Print’s not dead yet.
Print’s not dead yet.
Image: Reuters/Mark Makela
We may earn a commission from links on this page.

Of all the cultural shakeups brought on by the election of Donald Trump, one of the most auspicious—to the media world, at least—has been the surge of interest in college journalism. Students on both ends of the political spectrum are turning more attention to campus newspapers than they have in decades. They’re also organizing protests and support groups, writing and publishing op-eds, and showing renewed interest in academic journalism programs. Columbia even used Trump’s repeated attacks on “the media” to justify its J-school’s $100,000 price tag.

Screenshot / The Tab
Screenshot / The Tab

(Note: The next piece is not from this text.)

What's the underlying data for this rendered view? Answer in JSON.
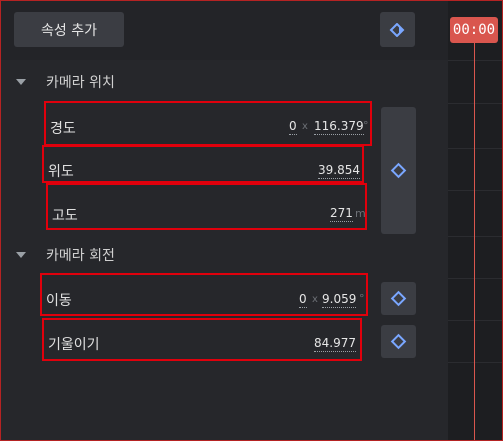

Given all this, it’s quite an opportune time for the arrival of Tab Media, a new publication, backed by Rupert Murdoch and a handful of other sponsors, that is trying to bring together a national network of student journalists under one media brand.

A British export, the Tab was founded by Cambridge graduates in 2009 and just recently made its way across the Atlantic—with special thanks to a $6 million round of financing that it completed this month, led mainly by Murdoch’s News Corp. The news site currently has outlets at a few dozen schools, including all eight Ivy League universities, and plans to expand to 100 other US campuses. It has about 10 million monthly visitors, and makes most of its money from sponsored stories and advertising.

“The mindset we’re looking for is super hungry, anti-establishment, and a little subversive,” Josh Herrmann, the Tab’s editor-in-chief, said in an interview (paywall) with the New York Times—which also took a moment to point out that Herrmann, at 28, is the “office elder” of the operation. Another founder, Jack Rivlin, said he envisions the publication as an MTV-like, generation-defining brand.

Thus far, stories from the site have stayed fairly local—with student authors writing mostly about goings-on relevant to their own campuses. Still, the Tab marks the first time that college journalists have been able to contribute to an overarching network, though a similar idea has been attempted by the Huffington Post, which solicits op-eds from students around the country.

Coincidentally, Snapchat this week announced a partnership with several student newspapers that will put student journalists’ stories on its Discover feature, alongside content from publishers like the New York Times and CNN. All this is to say: For college students, it’s a good time to want to be a reporter.